Now, tomorrow morning, I’ll be calling BestBuy to price match two different LG AIr Conditioners (8000 and 9500 BTU) with a total price difference of $127!
Happy Savings!


This is for real, altho I learned a hard lesson in doing this. I had ordered a tv on…and I got a bit antsy about overpaying (because the tv was being sold cheaper by a couple hundred dollars…but right when I bought it, the price had changed higher.) So, the first cheaper price I saw was on, which was about $50 cheaper than the price I had got on…I did a live-chat on and it took a bit of time for them to check out the details, but I got my $50 refunded…That’s the good news…Now, the bad news…Had I just waited a week longer, closer to the end of 15 days, I would’ve seen TODAY’s price of the tv on which was a bit over $200 less than what I paid for it…The point is, it’s best to wait out close to the 15 days and not get anxious that no prices will drop…I would’ve had $150 more had I done that ! I’m still beating myself up for not trusting that the price may go down further…It’s an expensive lesson, but hope others can learn from it.

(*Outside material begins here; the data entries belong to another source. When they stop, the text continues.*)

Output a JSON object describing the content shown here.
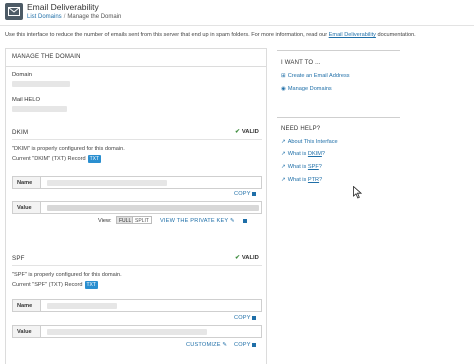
{
  "header": {
    "title": "Email Deliverability",
    "breadcrumb": {
      "parent": "List Domains",
      "separator": "/",
      "current": "Manage the Domain"
    }
  },
  "intro": {
    "text_before": "Use this interface to reduce the number of emails sent from this server that end up in spam folders. For more information, read our",
    "link": "Email Deliverability",
    "text_after": "documentation."
  },
  "panel": {
    "title": "MANAGE THE DOMAIN",
    "domain_label": "Domain",
    "helo_label": "Mail HELO",
    "dkim": {
      "title": "DKIM",
      "status": "VALID",
      "message": "\"DKIM\" is properly configured for this domain.",
      "record_label": "Current \"DKIM\" (TXT) Record",
      "record_badge": "TXT",
      "name_label": "Name",
      "value_label": "Value",
      "copy": "COPY",
      "view_label": "View:",
      "view_options": [
        "FULL",
        "SPLIT"
      ],
      "view_selected": "FULL",
      "private_key_link": "VIEW THE PRIVATE KEY"
    },
    "spf": {
      "title": "SPF",
      "status": "VALID",
      "message": "\"SPF\" is properly configured for this domain.",
      "record_label": "Current \"SPF\" (TXT) Record",
      "record_badge": "TXT",
      "name_label": "Name",
      "value_label": "Value",
      "copy": "COPY",
      "customize": "CUSTOMIZE"
    }
  },
  "sidebar": {
    "want_title": "I WANT TO ...",
    "want_items": [
      "Create an Email Address",
      "Manage Domains"
    ],
    "help_title": "NEED HELP?",
    "help_items": [
      {
        "prefix": "",
        "link": "About This Interface",
        "suffix": ""
      },
      {
        "prefix": "What is ",
        "link": "DKIM",
        "suffix": "?"
      },
      {
        "prefix": "What is ",
        "link": "SPF",
        "suffix": "?"
      },
      {
        "prefix": "What is ",
        "link": "PTR",
        "suffix": "?"
      }
    ]
  },
  "colors": {
    "link": "#1f6fa8",
    "badge": "#2a8fd0",
    "valid_check": "#3c8b3c"
  },
  "icons": [
    "envelope-icon",
    "check-icon",
    "copy-icon",
    "pencil-icon",
    "plus-square-icon",
    "globe-icon",
    "external-link-icon",
    "cursor-icon"
  ]
}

Matt Bee

At least with Amazon, the product has to be “sold” by Amazon, not just shipped by Amazon. This eliminates a huge portion of Amazon’s inventory, which has often made the Amazon price matching useless for me.

Just Me

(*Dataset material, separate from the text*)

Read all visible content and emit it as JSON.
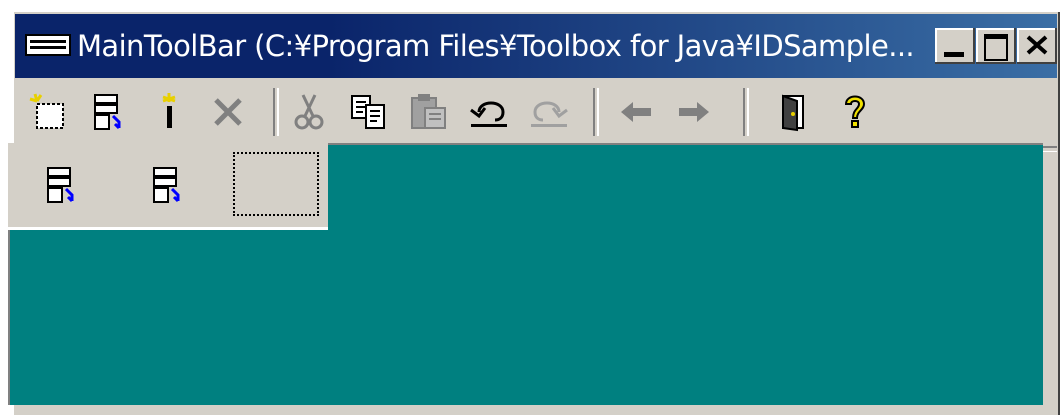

I see that you have updated this article, but it’s still not accurate.

It’s important customers are aware this is, for the most part, Best Buy’s nefarious means to get people to purchase using dishonest business practices — assuring them the difference in price will be refunded if it goes down within a certain time frame.

Makes you feel confident you can’t go wrong if you purchase from them as they will have your back. Nope. Not true.

They assure you of this, but if you don’t read the fine print of the exclusions, you wouldn’t realize that not only are the options few to actually qualify, but they do a little bait and switch during the purchase to ensure that you do not qualify.

If your purchase is part of a “bundle”, it does not qualify. I’ve had them add a “deal” to my receipt for $0.49 and then remove the $0.49 as part of a “bundle”.

This means when you attempt to get a price match, it doesn’t qualify. Even if you have them remove the $0.49 “deal”, it was purchased as a bundle, so it no longer qualifies.

I didn’t ask for this special $0.49 deal on my multi-hundreds of dollars purchase, so how can one regard this as anything but an intentional deceptive business practice? Please look around the internet — there are multiple class-action suits related to the supposed price match guarantee.

I went from being a happy consumer, feeling like the salespeople took really great care of us, to realizing we had been sold down the river.

I’m a cautious person and tend to ask a lot of questions about something that sounds too good to be true, which is what I did in this situation, but I believed what they told me.

And even if I read the fine print about bundles not qualifying, I would have been under the belief I had not purchased a bundle… because I didn’t.

They just added something to the receipt to make it appear that way.